I wanted to be a filmmaker so I made films. Sports were pageants for gene staging, I couldn’t talk cars, numbers confused me. The traditional escapes of boys, in short, were closed to me, so I turned to film. Despite my willingness, even eagerness, to give up everything, family and friends, the knack of fitting in, the cinema refused me. One unfortunate film followed another. Naturally, I was not alone in this, all around me artists were bent to the task of the mediocre and inadequate. Years passed. A life threatening illness, permanent and reliable companion, seemed to help for a while, but soon enough I was back to my old habits, plunging into the blind spot certain that every movie would be the last.
Then something miraculous and unexpected happened. I didn’t die. Science produced a cocktail of drugs which promised new years for all those who had won a strange lottery with their birth. In my country, Canada, the sick receive medicine just because we need it. While in Africa, Asia, even in America people are dying each minute, in ever greater numbers, with no end in sight.

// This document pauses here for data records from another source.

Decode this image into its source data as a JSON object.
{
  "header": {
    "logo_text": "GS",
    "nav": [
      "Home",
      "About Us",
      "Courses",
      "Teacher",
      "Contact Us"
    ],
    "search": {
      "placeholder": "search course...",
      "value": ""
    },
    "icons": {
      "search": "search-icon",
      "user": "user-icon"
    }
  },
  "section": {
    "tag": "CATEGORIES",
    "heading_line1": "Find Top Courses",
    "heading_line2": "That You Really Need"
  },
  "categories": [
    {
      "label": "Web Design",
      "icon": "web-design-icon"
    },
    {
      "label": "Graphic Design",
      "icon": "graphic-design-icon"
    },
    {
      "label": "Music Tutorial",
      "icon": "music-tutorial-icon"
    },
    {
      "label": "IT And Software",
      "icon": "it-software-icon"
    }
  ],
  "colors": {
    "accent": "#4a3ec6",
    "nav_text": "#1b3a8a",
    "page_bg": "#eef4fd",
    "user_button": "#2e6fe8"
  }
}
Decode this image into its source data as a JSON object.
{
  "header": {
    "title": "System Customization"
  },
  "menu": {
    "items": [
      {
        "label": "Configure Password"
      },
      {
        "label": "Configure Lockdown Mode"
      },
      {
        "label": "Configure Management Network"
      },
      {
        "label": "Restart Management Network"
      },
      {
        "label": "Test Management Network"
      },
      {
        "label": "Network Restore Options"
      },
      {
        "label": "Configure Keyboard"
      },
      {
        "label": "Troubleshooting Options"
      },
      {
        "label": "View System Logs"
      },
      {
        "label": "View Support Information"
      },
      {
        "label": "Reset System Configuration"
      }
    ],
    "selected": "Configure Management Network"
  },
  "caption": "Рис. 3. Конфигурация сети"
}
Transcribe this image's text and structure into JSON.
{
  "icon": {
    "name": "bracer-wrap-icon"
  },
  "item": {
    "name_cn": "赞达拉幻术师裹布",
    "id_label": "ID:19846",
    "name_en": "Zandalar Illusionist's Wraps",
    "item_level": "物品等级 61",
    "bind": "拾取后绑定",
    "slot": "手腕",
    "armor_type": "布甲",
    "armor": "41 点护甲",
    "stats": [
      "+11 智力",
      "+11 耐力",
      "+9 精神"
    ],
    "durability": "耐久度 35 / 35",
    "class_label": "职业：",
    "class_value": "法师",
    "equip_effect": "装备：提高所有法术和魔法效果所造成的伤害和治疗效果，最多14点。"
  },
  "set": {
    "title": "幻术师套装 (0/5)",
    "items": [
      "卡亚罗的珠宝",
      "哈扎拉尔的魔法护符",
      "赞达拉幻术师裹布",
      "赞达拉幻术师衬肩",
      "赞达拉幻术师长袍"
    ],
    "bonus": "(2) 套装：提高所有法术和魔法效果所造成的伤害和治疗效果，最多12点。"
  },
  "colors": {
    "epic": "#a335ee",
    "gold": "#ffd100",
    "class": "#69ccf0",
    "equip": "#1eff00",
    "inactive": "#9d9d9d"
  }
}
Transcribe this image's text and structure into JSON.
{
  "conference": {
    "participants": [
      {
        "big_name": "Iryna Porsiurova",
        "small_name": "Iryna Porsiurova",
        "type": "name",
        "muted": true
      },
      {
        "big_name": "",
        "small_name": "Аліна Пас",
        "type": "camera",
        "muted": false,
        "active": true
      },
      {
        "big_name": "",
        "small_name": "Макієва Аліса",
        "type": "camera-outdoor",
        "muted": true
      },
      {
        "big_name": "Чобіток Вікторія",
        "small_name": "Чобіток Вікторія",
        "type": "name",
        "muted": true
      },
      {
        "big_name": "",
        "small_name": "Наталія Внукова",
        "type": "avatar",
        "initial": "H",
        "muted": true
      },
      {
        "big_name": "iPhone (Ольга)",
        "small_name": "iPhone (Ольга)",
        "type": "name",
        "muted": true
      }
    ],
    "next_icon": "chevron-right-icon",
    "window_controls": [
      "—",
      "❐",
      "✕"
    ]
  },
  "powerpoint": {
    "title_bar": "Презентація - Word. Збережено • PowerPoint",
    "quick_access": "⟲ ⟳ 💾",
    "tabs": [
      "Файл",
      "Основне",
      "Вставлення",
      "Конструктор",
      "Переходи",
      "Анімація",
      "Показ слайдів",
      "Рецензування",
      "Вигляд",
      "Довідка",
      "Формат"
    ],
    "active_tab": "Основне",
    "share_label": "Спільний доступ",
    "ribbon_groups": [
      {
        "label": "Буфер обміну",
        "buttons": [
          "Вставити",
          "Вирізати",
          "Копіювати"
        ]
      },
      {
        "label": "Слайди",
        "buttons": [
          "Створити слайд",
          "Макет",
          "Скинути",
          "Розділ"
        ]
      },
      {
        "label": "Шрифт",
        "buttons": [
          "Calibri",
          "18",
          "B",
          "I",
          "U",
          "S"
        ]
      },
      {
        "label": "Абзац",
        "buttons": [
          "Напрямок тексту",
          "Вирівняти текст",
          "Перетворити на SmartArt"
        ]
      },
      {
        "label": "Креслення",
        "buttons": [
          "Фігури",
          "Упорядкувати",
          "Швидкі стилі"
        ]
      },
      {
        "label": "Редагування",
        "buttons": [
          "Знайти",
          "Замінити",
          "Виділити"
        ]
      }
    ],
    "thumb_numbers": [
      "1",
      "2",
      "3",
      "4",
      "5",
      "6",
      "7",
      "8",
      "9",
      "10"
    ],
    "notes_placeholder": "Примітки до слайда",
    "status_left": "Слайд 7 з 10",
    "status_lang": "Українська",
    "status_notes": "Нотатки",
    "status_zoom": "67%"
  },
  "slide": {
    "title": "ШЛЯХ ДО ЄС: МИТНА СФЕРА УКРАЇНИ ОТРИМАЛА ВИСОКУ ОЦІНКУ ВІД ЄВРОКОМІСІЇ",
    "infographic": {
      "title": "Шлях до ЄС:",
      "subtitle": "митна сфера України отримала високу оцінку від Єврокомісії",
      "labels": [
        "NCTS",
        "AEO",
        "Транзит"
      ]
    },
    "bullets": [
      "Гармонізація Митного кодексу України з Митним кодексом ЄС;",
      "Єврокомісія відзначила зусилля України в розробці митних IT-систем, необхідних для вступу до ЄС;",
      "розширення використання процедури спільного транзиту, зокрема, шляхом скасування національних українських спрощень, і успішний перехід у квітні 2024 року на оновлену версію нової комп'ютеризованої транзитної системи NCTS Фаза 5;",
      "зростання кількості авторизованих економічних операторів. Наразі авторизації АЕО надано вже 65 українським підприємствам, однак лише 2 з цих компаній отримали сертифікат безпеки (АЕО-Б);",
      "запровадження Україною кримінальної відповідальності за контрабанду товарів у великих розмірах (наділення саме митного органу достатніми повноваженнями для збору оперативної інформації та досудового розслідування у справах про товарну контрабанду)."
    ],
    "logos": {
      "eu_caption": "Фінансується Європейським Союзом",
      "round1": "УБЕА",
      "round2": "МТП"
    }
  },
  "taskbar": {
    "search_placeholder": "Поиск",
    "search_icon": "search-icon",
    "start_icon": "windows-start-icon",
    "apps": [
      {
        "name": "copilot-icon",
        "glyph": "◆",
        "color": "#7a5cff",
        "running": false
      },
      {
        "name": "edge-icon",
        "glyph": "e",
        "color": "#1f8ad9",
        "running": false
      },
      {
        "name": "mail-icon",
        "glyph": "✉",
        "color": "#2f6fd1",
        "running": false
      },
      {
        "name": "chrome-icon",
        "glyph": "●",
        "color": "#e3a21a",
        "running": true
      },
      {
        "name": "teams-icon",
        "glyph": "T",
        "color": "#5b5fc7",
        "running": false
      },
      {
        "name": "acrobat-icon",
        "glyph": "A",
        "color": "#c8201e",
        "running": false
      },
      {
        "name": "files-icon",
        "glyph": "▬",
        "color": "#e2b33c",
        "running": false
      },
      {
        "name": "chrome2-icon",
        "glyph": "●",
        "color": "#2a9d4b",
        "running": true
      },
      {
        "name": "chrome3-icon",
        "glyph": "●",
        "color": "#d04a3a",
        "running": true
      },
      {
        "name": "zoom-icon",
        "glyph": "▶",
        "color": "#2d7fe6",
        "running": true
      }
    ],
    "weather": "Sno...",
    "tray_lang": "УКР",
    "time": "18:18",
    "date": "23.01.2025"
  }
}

For the past fifteen years I’ve been HIV positive, and when I discovered I wouldn’t die of it, at least not right away, I was plunged into a deep and enduring depression. With thirty million of us already gone my friends were hard pressed to sympathize. They couldn’t imagine there might be something worse than dying.
And then there was video. A second chance. Here I no longer needed to produce pictures in a world already too filled with them. I could sample and rearrange. It was all I knew after all, this world of pictures, and I tried to follow Lenin’s dictum, that ethics are the aesthetics of the future. This new work was about relationships, ordering and patterns, essays which interrogated the mediascape which surrounded us, asking what kinds of lives they made possible, and what lay on the other side, ignored or repressed, because it could never take shape as an image.
I try to imagine a moment in Vila do Conde, five hundred years ago, when one would have to travel to see a picture. What a marvel that must have been. The wonder of encounter. These images were invariably produced by the authorities of course, the church or state, so what’s changed? Instead of the king, Leonardo DiCaprio. And in place of the queen, Madonna, who demands, “Express yourself, don’t repress yourself.” So long as you do it this way. Her way. My work, and the work of comrades like Yann, has little to do with unseating royalty. Instead we try to open new roads and possibilities, a chance for those who might need it, a second chance perhaps, in the hope that we could cheat a living death, and find ourselves somewhere else. Close to something like happiness.
(originally published in Vila do Conde Catalogue (June 2003) for my retrospective)